There is a group of software engineering researchers that don’t feature as often as I would like in my evidence-based software engineering book; academics working in business schools.
Business school academics have written some of the best papers I have read on software engineering; the catch is that the data they use is confidential. For somebody writing a book that only discusses a topic if there is data publicly available, this is a problem.
These business school researchers show that it is possible for academics to obtain ‘interesting’ software engineering data from industry. My experience with talking to researchers in computing departments is that most are too involved in their own algorithmic bubble to want to talk to anybody else.
One big difference between the data analysis papers written by academics in computing departments and business schools, is statistical sophistication. Computing papers are still using
stone-age pre-computer age techniques, the business papers use a wide range of sophisticated techniques (sometimes cutting edge).
There is one aspect of software engineering papers written by business school researchers that grates with me, many of the authors obviously don’t understand software engineering from a developer’s perspective; well, obviously, they are business oriented people.

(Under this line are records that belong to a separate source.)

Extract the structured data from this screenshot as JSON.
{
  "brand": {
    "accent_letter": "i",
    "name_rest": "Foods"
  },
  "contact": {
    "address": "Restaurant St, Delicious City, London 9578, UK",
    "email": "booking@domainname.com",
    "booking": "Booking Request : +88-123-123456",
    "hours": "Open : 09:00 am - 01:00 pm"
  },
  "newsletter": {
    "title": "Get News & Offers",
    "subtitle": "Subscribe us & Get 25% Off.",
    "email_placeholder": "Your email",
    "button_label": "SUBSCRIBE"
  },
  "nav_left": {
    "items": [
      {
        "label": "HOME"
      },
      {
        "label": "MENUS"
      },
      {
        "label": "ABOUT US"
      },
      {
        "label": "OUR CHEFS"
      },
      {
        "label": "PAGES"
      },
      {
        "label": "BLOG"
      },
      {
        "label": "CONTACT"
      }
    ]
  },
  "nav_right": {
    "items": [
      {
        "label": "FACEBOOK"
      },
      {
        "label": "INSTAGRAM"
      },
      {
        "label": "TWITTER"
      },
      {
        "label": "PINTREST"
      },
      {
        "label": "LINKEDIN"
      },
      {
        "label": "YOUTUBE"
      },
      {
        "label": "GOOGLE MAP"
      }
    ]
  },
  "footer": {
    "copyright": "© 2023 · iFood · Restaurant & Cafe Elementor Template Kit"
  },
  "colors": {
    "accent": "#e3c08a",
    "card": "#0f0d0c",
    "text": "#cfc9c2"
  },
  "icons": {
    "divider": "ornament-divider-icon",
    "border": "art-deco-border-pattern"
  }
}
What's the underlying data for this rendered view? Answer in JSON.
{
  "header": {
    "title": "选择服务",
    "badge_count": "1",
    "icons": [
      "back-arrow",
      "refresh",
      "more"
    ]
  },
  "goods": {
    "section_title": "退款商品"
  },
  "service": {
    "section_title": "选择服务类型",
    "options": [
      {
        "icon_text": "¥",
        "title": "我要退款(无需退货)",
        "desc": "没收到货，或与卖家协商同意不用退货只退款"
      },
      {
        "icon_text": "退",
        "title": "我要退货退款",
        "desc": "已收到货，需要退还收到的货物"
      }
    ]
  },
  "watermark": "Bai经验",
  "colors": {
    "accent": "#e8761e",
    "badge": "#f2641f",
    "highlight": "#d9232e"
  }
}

The person who has done the largest amount of interesting software engineering research, whose work I don’t (yet; I will find a way) discuss, is Chris Kemerer; a researcher who has a long list of empirical papers going back to the early 1990s, and rarely gets cited by papers by people in computing departments (I am the only person I know, who limits themself to papers where the data is publicly available).